Task to carry out =>
Omit the pictures from the listing below and print every remaining entry verbatim.
################
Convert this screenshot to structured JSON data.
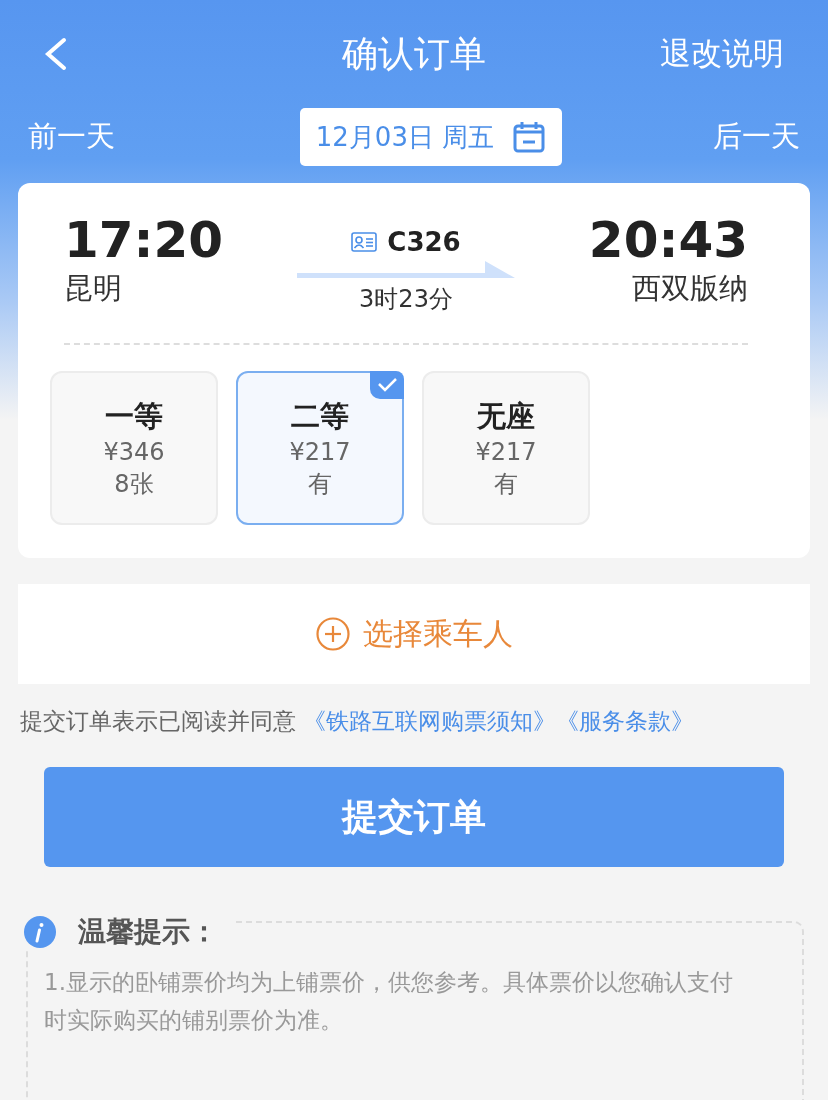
{
  "nav": {
    "title": "确认订单",
    "action": "退改说明"
  },
  "date_bar": {
    "prev": "前一天",
    "date": "12月03日 周五",
    "next": "后一天"
  },
  "train": {
    "depart_time": "17:20",
    "depart_station": "昆明",
    "number": "C326",
    "duration": "3时23分",
    "arrive_time": "20:43",
    "arrive_station": "西双版纳"
  },
  "seats": [
    {
      "name": "一等",
      "price": "¥346",
      "availability": "8张",
      "selected": false
    },
    {
      "name": "二等",
      "price": "¥217",
      "availability": "有",
      "selected": true
    },
    {
      "name": "无座",
      "price": "¥217",
      "availability": "有",
      "selected": false
    }
  ],
  "passenger": {
    "label": "选择乘车人"
  },
  "agreement": {
    "text": "提交订单表示已阅读并同意",
    "links": [
      "《铁路互联网购票须知》",
      "《服务条款》"
    ]
  },
  "submit": "提交订单",
  "tips": {
    "title": "温馨提示：",
    "items": [
      "1.显示的卧铺票价均为上铺票价，供您参考。具体票价以您确认支付时实际购买的铺别票价为准。"
    ]
  }
}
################
Solved exercise =>
Convert this screenshot to structured JSON data.
{
  "nav": {
    "title": "确认订单",
    "action": "退改说明"
  },
  "date_bar": {
    "prev": "前一天",
    "date": "12月03日 周五",
    "next": "后一天"
  },
  "train": {
    "depart_time": "17:20",
    "depart_station": "昆明",
    "number": "C326",
    "duration": "3时23分",
    "arrive_time": "20:43",
    "arrive_station": "西双版纳"
  },
  "seats": [
    {
      "name": "一等",
      "price": "¥346",
      "availability": "8张",
      "selected": false
    },
    {
      "name": "二等",
      "price": "¥217",
      "availability": "有",
      "selected": true
    },
    {
      "name": "无座",
      "price": "¥217",
      "availability": "有",
      "selected": false
    }
  ],
  "passenger": {
    "label": "选择乘车人"
  },
  "agreement": {
    "text": "提交订单表示已阅读并同意",
    "links": [
      "《铁路互联网购票须知》",
      "《服务条款》"
    ]
  },
  "submit": "提交订单",
  "tips": {
    "title": "温馨提示：",
    "items": [
      "1.显示的卧铺票价均为上铺票价，供您参考。具体票价以您确认支付时实际购买的铺别票价为准。"
    ]
  }
}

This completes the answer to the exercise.